In the realm of scientific research, particularly in the medical and pharmaceutical sectors, animal testing has been a prevalent method. This practice, however, is under increasing scrutiny due to ethical concerns and questions about its scientific validity. It is estimated that more than 115 million animals worldwide are used in experiments each year.
Amid these challenges, 3D organ printing has emerged as a promising solution. It not only upholds scientific integrity but also addresses the ethical dilemmas posed by animal testing, potentially reducing the reliance on animals in research significantly.
3D-printed organs outperform animal models in accuracy
3D-printed organoids are set to revolutionize the ways we approach drug and medical discoveries. This technology enables high-throughput production and allows for extensive testing under varied conditions. Moreover, it utilizes patient-specific cells, paving the way for personalized and more effective treatments."
Vidmantas Šakalys, CEO, Vital 3D
In terms of scientific merit, customizable 3D-printed organs offer a more accurate replication of human anatomy and physiology compared to traditional animal models. This leads to data that is more directly applicable to human health concerns. Additionally, this technology opens new avenues for exploring and understanding rare, genetically based diseases, which are often inadequately represented in animal models.
Challenges in balancing innovation and ethical hurdles
Despite its promise, the path to making 3D organ printing a mainstream alternative to animal testing is not without challenges. Vidmantas Šakalys sheds light on the complexities involved including the advancements in 3D printing methods, bioink formulations, and tissue engineering which are vital for improving the functionality of 3D-printed organs and tissues.
Šakalys specifically states, "Developing standardized protocols and confirming the technology's efficacy in mirroring human reactions are key for its wider application. Achieving consistent and replicable results is crucial for gaining regulatory approval and widespread acceptance."
He further notes the significant role of regulatory entities like the U.S. FDA in this process. While 3D organ printing reduces some ethical dilemmas associated with animal testing, it raises new concerns regarding the use of human cells and tissues. Addressing these ethical issues and obtaining public approval is pivotal in determining how soon this technology becomes widely adopted.

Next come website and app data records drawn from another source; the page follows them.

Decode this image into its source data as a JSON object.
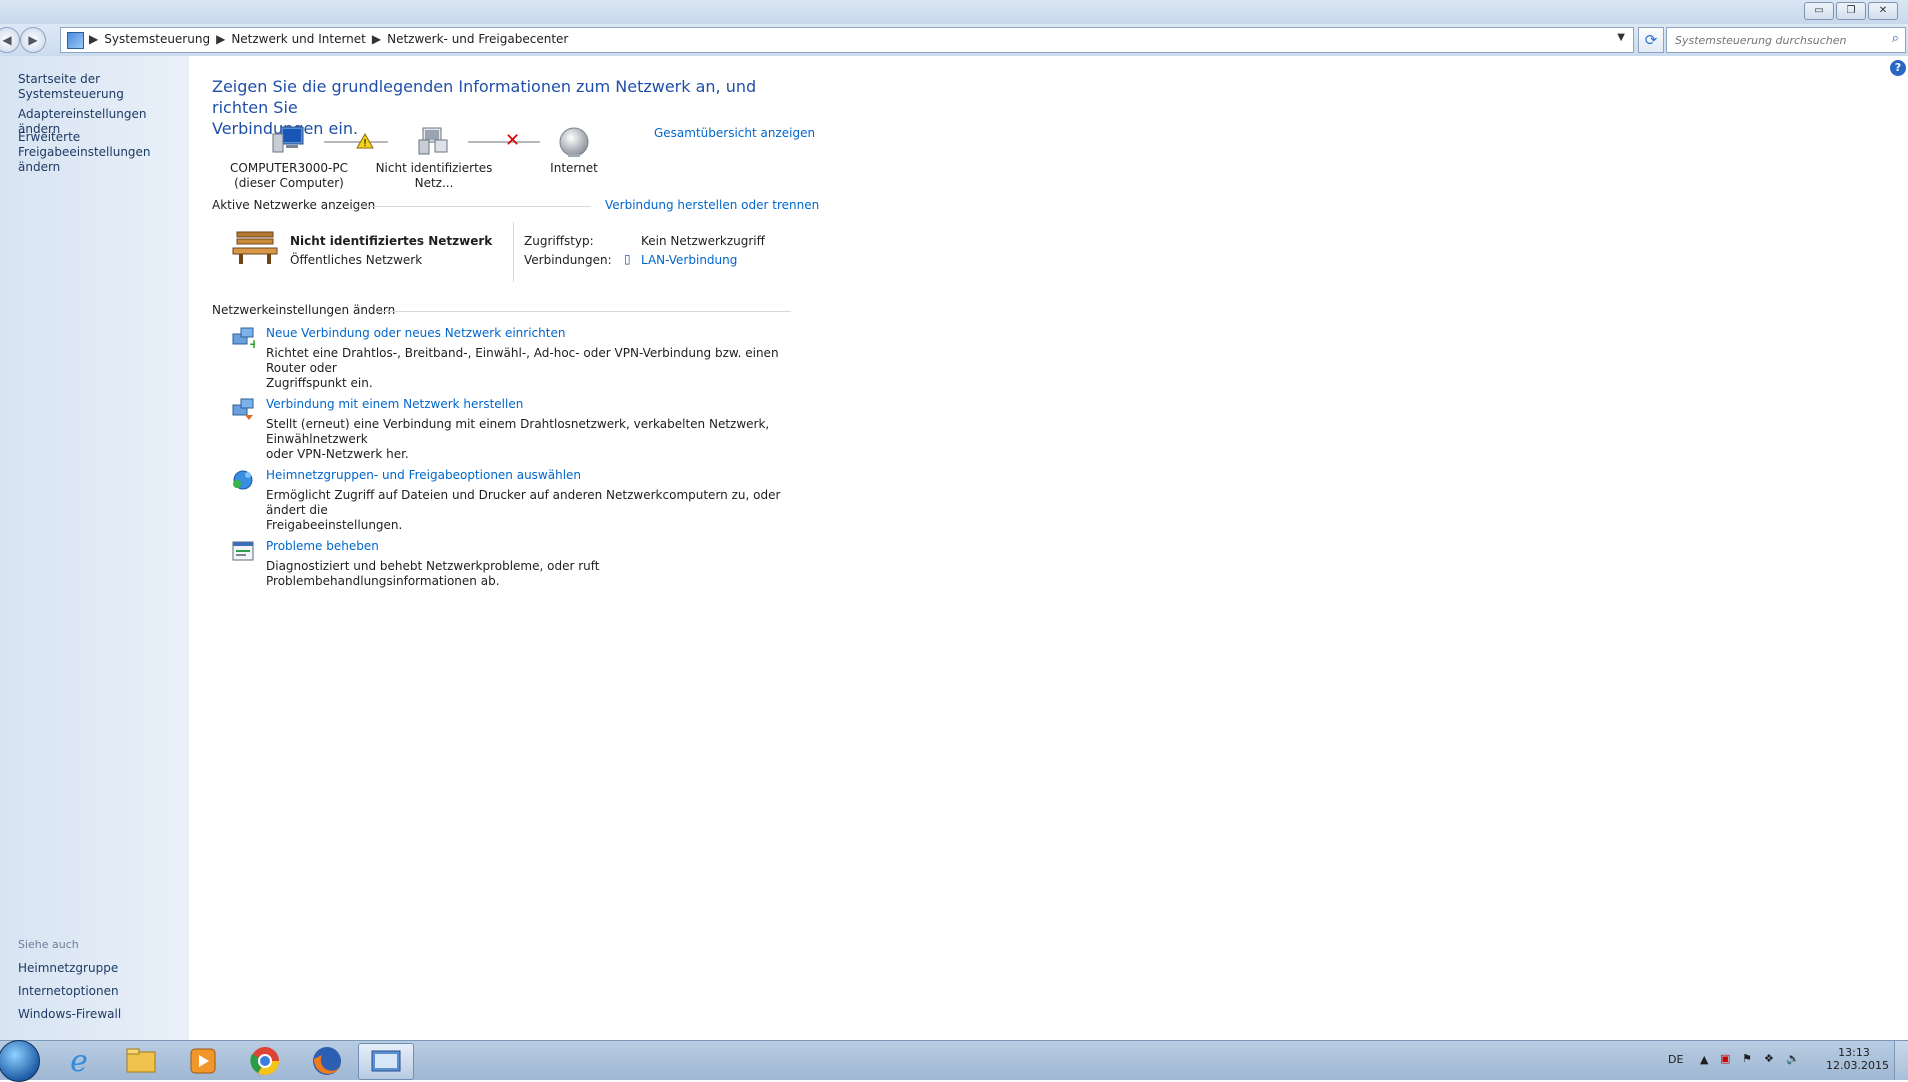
{
  "window": {
    "minimize_glyph": "▭",
    "restore_glyph": "❐",
    "close_glyph": "✕"
  },
  "address": {
    "crumbs": [
      "Systemsteuerung",
      "Netzwerk und Internet",
      "Netzwerk- und Freigabecenter"
    ],
    "search_placeholder": "Systemsteuerung durchsuchen"
  },
  "sidebar": {
    "items": [
      "Startseite der Systemsteuerung",
      "Adaptereinstellungen ändern",
      "Erweiterte",
      "Freigabeeinstellungen ändern"
    ],
    "see_also_heading": "Siehe auch",
    "see_also": [
      "Heimnetzgruppe",
      "Internetoptionen",
      "Windows-Firewall"
    ]
  },
  "main": {
    "title_line1": "Zeigen Sie die grundlegenden Informationen zum Netzwerk an, und richten Sie",
    "title_line2": "Verbindungen ein.",
    "full_map_link": "Gesamtübersicht anzeigen",
    "network_map": {
      "computer_name": "COMPUTER3000-PC",
      "computer_sub": "(dieser Computer)",
      "network_name": "Nicht identifiziertes Netz...",
      "internet": "Internet"
    },
    "active_networks": {
      "heading": "Aktive Netzwerke anzeigen",
      "connect_link": "Verbindung herstellen oder trennen",
      "network_title": "Nicht identifiziertes Netzwerk",
      "network_type": "Öffentliches Netzwerk",
      "access_type_label": "Zugriffstyp:",
      "access_type_value": "Kein Netzwerkzugriff",
      "connections_label": "Verbindungen:",
      "connections_value": "LAN-Verbindung"
    },
    "change_settings": {
      "heading": "Netzwerkeinstellungen ändern",
      "tasks": [
        {
          "title": "Neue Verbindung oder neues Netzwerk einrichten",
          "desc_line1": "Richtet eine Drahtlos-, Breitband-, Einwähl-, Ad-hoc- oder VPN-Verbindung bzw. einen Router oder",
          "desc_line2": "Zugriffspunkt ein.",
          "icon": "new-connection-icon"
        },
        {
          "title": "Verbindung mit einem Netzwerk herstellen",
          "desc_line1": "Stellt (erneut) eine Verbindung mit einem Drahtlosnetzwerk, verkabelten Netzwerk, Einwählnetzwerk",
          "desc_line2": "oder VPN-Netzwerk her.",
          "icon": "connect-network-icon"
        },
        {
          "title": "Heimnetzgruppen- und Freigabeoptionen auswählen",
          "desc_line1": "Ermöglicht Zugriff auf Dateien und Drucker auf anderen Netzwerkcomputern zu, oder ändert die",
          "desc_line2": "Freigabeeinstellungen.",
          "icon": "homegroup-icon"
        },
        {
          "title": "Probleme beheben",
          "desc_line1": "Diagnostiziert und behebt Netzwerkprobleme, oder ruft Problembehandlungsinformationen ab.",
          "desc_line2": "",
          "icon": "troubleshoot-icon"
        }
      ]
    }
  },
  "taskbar": {
    "language": "DE",
    "time": "13:13",
    "date": "12.03.2015"
  },
  "colors": {
    "link": "#0066cc",
    "title": "#1f4fa8",
    "sidebar_bg": "#dfe9f5",
    "taskbar_bg": "#a9bfd9"
  }
}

Finally, Šakalys emphasizes that integrating 3D organ printing into regular research practices hinges on researchers' familiarity with the technology, its accessibility, and the creation of user-friendly platforms.
Broader implications and future directions
The implications of 3D organ printing extend far beyond the realm of animal testing. It is set to redefine the entire spectrum of medical and pharmaceutical research, ushering in an era of more reliable, cost-effective, and humane scientific inquiry.
In regenerative medicine and tissue engineering, it holds promise for printing functional organs for transplantation, potentially easing donor organ shortages and reducing reliance on immunosuppressive drugs.
Additionally, 3D-printed organoids could be instrumental in cancer research and could be vital for health solutions in long-duration space missions.